[[ Material supplied, beginning ]]

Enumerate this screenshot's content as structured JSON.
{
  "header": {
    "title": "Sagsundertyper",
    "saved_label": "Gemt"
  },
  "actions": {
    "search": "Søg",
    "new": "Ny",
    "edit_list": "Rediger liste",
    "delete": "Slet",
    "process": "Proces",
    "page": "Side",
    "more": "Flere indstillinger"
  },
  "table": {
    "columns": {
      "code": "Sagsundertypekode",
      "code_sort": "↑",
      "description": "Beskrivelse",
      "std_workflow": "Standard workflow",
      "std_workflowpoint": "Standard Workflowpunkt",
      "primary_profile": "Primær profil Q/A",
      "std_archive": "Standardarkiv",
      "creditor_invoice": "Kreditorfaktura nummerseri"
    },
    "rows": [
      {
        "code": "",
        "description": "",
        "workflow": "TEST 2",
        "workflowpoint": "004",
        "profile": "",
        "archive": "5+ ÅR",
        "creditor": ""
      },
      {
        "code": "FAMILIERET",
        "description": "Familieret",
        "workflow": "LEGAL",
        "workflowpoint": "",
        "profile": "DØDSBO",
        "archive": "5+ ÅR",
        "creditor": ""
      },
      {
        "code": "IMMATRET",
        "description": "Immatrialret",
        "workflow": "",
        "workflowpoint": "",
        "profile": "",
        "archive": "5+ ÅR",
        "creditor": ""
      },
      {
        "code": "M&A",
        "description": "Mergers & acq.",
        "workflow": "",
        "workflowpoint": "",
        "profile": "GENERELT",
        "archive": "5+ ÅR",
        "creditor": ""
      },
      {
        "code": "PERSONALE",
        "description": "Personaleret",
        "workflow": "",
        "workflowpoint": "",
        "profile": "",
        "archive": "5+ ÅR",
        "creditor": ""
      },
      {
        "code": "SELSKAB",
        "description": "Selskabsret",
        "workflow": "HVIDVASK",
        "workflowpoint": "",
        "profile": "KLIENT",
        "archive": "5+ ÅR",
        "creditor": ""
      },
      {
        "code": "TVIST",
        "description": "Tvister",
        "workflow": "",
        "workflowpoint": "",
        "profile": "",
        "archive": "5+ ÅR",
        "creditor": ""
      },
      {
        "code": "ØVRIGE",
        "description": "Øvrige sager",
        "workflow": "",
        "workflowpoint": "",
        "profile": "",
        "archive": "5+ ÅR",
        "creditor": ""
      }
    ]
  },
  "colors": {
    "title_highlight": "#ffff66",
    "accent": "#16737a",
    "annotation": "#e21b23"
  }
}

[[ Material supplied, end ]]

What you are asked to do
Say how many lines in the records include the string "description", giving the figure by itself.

Solution to this exercise
9